From 1 January 2017, employees in France will have the legal right to ‘disconnect’ from work while out of hours. French employers will have to guarantee that their workers have a ‘right to disconnect’ from technology.
Companies with over 50 workers will have to outline when it’s acceptable for staff to be offline outside the workplace.
France wants to eliminate compulsive email checking outside work and introduce policies to encourage flexible working but avoiding burnout. Experts blame excessive use of digital devices for causing burnout, poor sleep and relationship problems. Many employees simply don’t know when they can switch off from work.
The new law aims to tackle the permanently switched on work culture that’s led to a rise in unpaid overtime. It will also allow employees the flexibility of working outside the office whilst understanding their employers’ expectations. It was introduced after a report published in 2015 warned about the impact of ‘info-obesity’ affecting many workplaces.
Companies must agree a policy with staff on their rights to switch off and how they can reduce the intrusion of work on their personal life. If they cannot reach an agreement, the company must publish a policy outlining the expectations of staff and their rights outside of working hours.
Third of French workers use devices to work out of hours every day
This new “right to disconnect” is part of a wider reform of French labour law. However, it carries no sanctions for employers who fail to define it.
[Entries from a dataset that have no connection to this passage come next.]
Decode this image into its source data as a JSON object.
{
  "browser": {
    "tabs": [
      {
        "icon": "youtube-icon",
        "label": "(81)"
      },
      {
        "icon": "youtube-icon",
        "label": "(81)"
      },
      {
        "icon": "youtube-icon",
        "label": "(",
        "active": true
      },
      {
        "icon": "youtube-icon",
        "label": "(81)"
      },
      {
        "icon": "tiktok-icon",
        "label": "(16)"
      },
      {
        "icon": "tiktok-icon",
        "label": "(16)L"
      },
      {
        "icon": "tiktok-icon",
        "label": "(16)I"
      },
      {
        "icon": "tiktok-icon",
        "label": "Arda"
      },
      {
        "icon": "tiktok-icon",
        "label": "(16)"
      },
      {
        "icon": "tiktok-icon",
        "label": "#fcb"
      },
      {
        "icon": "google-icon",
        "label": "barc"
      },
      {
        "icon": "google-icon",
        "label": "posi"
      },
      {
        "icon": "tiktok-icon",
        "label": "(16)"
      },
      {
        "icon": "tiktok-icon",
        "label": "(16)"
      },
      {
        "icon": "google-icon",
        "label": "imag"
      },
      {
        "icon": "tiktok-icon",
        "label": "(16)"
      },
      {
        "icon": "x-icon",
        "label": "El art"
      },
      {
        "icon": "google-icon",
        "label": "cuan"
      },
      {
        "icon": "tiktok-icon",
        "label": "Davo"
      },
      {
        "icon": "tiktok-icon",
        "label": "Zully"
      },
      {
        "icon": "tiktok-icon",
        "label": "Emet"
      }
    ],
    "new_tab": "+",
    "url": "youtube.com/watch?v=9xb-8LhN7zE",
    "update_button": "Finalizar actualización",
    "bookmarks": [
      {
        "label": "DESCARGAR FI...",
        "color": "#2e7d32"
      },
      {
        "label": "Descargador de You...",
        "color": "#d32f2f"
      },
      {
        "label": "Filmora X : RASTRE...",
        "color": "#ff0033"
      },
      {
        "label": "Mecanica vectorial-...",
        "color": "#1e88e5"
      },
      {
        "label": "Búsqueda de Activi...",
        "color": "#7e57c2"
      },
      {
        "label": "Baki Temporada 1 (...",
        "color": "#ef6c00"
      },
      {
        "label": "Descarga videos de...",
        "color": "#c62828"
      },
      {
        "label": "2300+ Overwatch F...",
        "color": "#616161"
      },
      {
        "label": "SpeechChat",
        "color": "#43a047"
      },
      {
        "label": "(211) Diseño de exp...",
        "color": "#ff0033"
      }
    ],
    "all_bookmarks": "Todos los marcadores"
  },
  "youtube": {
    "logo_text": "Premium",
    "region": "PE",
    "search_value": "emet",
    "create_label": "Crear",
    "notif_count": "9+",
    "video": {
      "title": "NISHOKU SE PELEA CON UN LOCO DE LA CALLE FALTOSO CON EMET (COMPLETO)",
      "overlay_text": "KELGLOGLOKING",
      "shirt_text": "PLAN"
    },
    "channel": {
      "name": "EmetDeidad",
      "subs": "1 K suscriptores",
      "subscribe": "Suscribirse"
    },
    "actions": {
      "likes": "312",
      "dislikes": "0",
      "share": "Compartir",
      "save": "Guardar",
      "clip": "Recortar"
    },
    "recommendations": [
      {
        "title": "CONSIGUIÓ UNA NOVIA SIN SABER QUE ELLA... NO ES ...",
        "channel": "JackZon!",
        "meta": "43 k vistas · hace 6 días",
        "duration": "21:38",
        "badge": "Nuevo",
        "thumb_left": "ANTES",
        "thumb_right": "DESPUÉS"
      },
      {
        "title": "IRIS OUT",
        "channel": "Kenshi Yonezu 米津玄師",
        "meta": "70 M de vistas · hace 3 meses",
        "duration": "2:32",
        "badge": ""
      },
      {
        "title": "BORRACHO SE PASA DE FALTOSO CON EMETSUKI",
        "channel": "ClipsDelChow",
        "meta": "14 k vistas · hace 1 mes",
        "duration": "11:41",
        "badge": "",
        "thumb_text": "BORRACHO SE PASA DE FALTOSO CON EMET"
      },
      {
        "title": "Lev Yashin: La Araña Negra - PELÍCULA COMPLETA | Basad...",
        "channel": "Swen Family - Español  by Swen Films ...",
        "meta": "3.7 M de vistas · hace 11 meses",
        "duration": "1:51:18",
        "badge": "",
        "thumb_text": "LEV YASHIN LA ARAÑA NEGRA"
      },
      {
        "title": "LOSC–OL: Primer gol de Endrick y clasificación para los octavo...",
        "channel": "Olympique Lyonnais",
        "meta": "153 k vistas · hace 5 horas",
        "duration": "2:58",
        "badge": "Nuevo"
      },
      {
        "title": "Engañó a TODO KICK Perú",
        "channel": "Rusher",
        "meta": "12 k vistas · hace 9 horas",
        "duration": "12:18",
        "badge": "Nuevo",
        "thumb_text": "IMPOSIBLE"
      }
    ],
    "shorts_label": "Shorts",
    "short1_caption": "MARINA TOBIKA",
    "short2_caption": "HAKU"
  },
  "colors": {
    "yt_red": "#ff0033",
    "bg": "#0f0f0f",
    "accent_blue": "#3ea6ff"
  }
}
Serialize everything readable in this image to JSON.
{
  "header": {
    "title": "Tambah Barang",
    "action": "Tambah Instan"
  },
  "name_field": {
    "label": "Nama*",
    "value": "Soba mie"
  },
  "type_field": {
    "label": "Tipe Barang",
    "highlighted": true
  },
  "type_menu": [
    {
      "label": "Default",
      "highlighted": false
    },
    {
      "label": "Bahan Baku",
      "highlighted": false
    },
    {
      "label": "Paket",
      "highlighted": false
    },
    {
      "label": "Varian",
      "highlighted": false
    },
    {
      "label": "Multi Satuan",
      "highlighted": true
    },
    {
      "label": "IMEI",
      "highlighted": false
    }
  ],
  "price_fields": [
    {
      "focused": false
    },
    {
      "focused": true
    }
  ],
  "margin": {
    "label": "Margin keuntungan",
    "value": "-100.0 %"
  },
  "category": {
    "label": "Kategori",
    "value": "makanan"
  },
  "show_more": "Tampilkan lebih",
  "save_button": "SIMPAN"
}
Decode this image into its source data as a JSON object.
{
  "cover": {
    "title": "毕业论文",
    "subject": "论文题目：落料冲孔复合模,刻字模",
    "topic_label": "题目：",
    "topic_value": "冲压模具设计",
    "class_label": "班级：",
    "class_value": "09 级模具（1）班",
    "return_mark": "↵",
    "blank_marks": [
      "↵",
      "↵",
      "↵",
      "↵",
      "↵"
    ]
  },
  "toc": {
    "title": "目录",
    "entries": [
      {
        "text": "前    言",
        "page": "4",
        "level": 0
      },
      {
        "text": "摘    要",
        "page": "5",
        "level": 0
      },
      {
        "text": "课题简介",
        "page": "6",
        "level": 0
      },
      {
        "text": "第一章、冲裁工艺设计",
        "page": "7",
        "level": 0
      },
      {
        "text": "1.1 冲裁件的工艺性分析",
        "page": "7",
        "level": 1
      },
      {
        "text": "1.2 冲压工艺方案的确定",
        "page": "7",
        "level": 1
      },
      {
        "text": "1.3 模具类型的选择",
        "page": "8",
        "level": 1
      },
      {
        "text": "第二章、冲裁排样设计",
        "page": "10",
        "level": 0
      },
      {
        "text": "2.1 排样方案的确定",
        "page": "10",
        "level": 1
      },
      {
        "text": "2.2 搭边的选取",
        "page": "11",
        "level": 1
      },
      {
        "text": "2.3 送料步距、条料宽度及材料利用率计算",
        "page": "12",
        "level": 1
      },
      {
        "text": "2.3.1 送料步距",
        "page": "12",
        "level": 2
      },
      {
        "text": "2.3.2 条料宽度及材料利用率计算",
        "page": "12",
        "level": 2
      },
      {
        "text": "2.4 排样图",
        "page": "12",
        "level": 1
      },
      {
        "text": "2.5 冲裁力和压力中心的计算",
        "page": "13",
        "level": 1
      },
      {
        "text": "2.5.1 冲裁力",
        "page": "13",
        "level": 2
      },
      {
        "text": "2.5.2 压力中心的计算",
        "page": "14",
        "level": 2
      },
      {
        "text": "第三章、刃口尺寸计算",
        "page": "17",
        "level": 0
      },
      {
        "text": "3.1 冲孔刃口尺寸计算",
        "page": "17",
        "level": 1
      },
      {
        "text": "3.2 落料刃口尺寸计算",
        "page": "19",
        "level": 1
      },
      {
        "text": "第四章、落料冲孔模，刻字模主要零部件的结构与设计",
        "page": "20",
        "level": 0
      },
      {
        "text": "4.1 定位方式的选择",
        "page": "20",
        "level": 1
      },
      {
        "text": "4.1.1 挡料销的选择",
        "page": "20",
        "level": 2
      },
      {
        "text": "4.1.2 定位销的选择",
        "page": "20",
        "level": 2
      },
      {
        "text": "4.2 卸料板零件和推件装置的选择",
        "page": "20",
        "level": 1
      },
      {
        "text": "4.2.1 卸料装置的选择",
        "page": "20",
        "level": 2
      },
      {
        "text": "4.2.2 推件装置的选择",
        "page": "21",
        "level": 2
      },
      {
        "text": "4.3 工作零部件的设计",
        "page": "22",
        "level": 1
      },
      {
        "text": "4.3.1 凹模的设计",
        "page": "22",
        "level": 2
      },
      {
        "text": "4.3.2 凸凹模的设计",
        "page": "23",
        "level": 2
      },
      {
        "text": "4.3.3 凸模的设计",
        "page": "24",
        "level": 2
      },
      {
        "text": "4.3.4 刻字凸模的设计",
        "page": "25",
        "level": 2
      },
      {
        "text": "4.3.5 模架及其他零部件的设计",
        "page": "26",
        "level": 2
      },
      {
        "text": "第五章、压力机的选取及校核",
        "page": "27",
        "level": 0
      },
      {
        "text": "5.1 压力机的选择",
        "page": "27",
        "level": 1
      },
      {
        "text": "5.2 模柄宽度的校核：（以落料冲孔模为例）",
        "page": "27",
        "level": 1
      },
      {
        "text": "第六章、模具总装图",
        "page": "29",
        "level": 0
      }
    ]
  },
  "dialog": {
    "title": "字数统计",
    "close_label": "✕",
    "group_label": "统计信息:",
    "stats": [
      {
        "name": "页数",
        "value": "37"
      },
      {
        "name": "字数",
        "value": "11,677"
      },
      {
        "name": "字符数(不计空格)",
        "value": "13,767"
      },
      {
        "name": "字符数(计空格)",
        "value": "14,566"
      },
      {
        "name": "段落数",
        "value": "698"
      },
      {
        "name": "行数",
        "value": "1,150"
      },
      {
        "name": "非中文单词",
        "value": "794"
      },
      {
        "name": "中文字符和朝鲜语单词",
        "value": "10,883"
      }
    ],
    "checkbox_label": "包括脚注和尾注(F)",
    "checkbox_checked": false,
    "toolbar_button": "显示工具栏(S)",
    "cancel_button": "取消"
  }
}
A study published by a French research group last year, showed more than a third of workers in France used their devices to work out of hours every day. Perhaps unsurprisingly, around 60% of French employees supported regulation that finally clarified their rights. Many say it’s essential as employees often feel judged on their commitment to their jobs and their availability.
Volkswagen and Daimler in Germany and Axa in France already limit out-of-hours communications to reduce burnout among staff. Some of the new measures have included disconnecting email in the evening and weekends. Some have gone as far as automatically deleting emails sent to employees when they are on holiday.
Employers will need to take into account demands from employees for both protection and flexibility. Some workers may want to work for a couple of hours each evening, but be able to ‘switch off’ between certain times in the afternoon. Whereas other people may prefer to work during their train journey to work.
The world of work is certainly changing, with more employees working remotely and also dealing with clients and colleagues in different time zones. It is crucial that employers define the boundaries between work and home so staff feel confident enough to say that they are offline and not available.